Date of Award
Doctor of Philosophy
John Lounsbury, Richard Saudargas, Mary Ziegler
Occupational stress is an ever-increasing public health hazard and occupational risk factor. There are growing concerns around the world; people work harder and longer while injury and illness rates associated with occupational stress continues to grow. This field study explores the relationship among optimism, the Five-Factor Model (FFM) of personality (conscientiousness, openness, emotional stability, agreeableness, and extraversion), stress (perceived stress), and job performance variables (dedication, teamwork, self-responsibility, winning attitude, fit, quality of operations, guest promises/service) in employees of the service industry. It is hypothesized that the variable of optimism will be a better predictor than the FFM personality constructs for predicting stress and job performance. More specifically, it is hypothesized that individuals who score high on optimism will report lower levels of stress and receive better job performance evaluations compared with their counterparts.
Questionnaires and surveys were administered and collected in a pen and paper format through mailings to the participants. Participants (N=201) were asked to complete questionnaires on measures of personality and stress while supervisors provided job performance ratings for each participant. Results indicated that optimism demonstrated an increase in incremental validity over the FFM in the model to predict stress. Optimism also yielded a higher correlational relationship with job performance than the FFM. The current study provides additional support in demonstrating the validity and practicability of using optimism as a predictive variable of stress and job performance in a working population.

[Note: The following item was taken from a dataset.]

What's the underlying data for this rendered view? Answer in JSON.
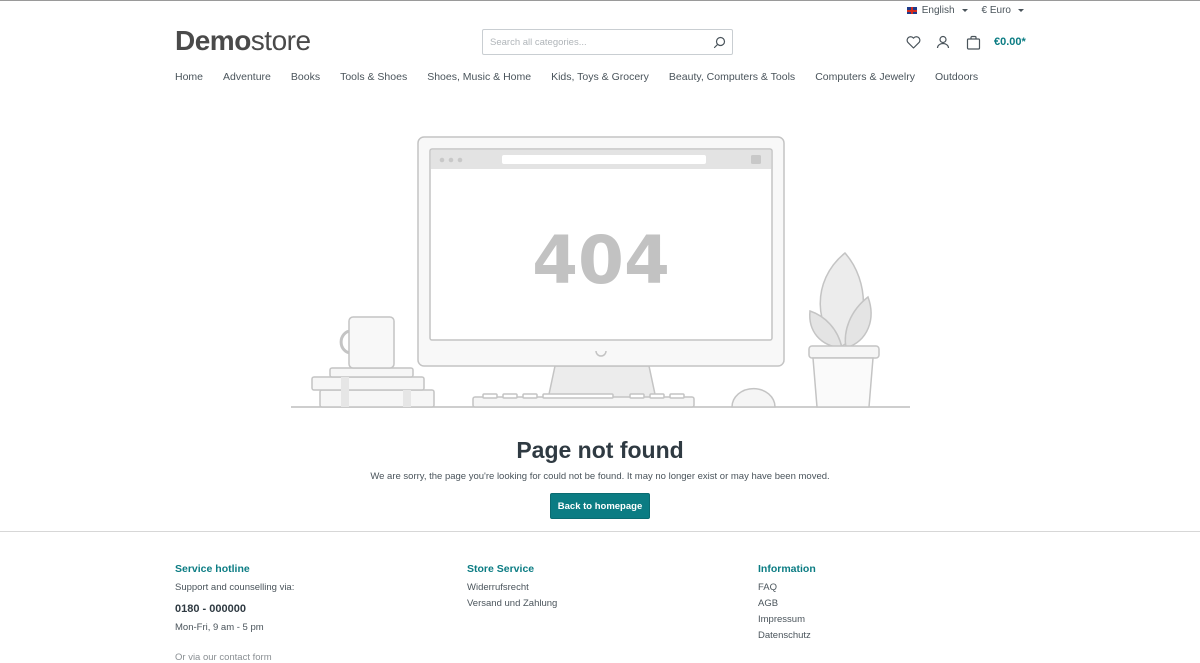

Chan, Fung Ming, "The Effects of Optimism and the Five-Factor Model of Personality on Stress and Performance in the Work Place. " PhD diss., University of Tennessee, 2004.